Digital artist Rafaël Rozendaal is turning the internet inside out with an exhibition at Steve Turner Los Angeles. His third solo exhibition at the gallery, Abstract Browsing allows the audience to view the internet through Rafaël’s unique perspective.
Fascinated and inspired by the back-end of our online world, Rafaël uses a plugin of his own creation to view the wireframe of any website he chooses. Searching for unexpected compositions and the discovery of “weird hybrids of human design and machine optimising,” he considers pixels on a screen akin to stitches on a tapestry and proceeds to create his own vibrant Jacquard woven artworks reflecting his most intriguing finds.
Juxtaposing his technically complex tapestries, Rafaël celebrates the short-form triumphs of the internet with haikus consisting simply of vinyl letters applied directly onto the walls of the gallery.
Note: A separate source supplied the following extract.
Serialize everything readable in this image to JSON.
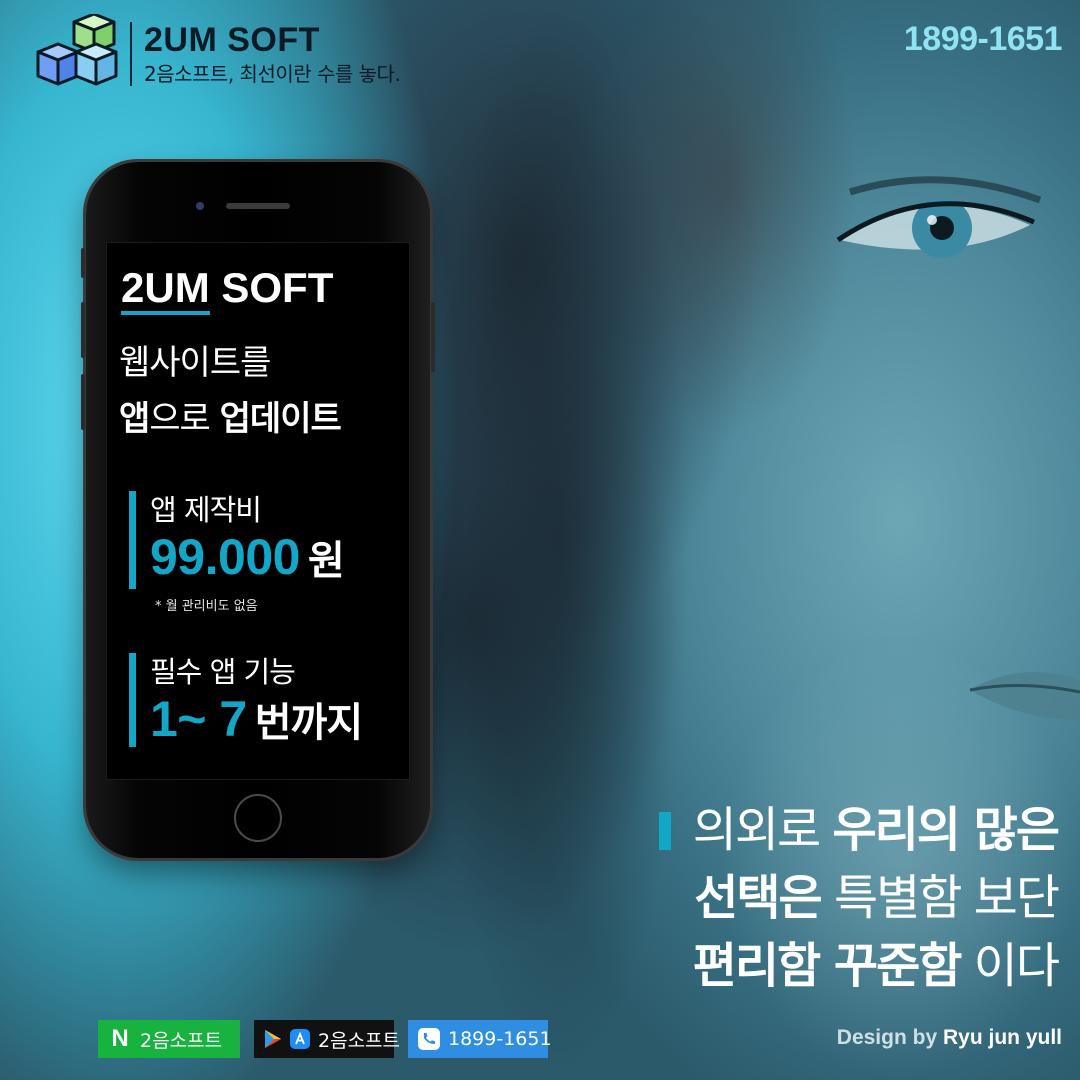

Although he appreciates how perfectly suited haikus are to the chaotic movement of Twitter, Rafaël considers his exhibition and the gallery a welcome refuge from the frantic nature of the internet and presents his work as an opportunity to reflect on and contemplate the architecture of the web without the associated distractions.
- Illustrator Rob Flowers shares his treasure trove of books
- My First: Colophon and Sophie Mayanne talk about the themes of their book, Twenty-Two
- Patrick Kyle uses analogue and digital techniques in these pared-back illustrations
- Audrey Weber’s eccentrically enlarged figurative illustrations
- Hanne Berkaak’s deeply moving and sensitive animation tackling self-harm
- The Smudge: Clay Hickson and Liana Jegers launch publication in reaction to US presidential result
- Grope Sans: a very rude typeface by Bompas & Parr
- Japanese graphic designer Ryu Mieno creates type-heavy works fizzing with energy
- The reductive and exacting work of graphic designer Laura Prim
- Why creative education for advertising is stuck in the dark ages
- Leipzig-based graphic designer Anja Kaiser takes us through her portfolio
- Nicolas Jaar releases Network, a book inspired by radio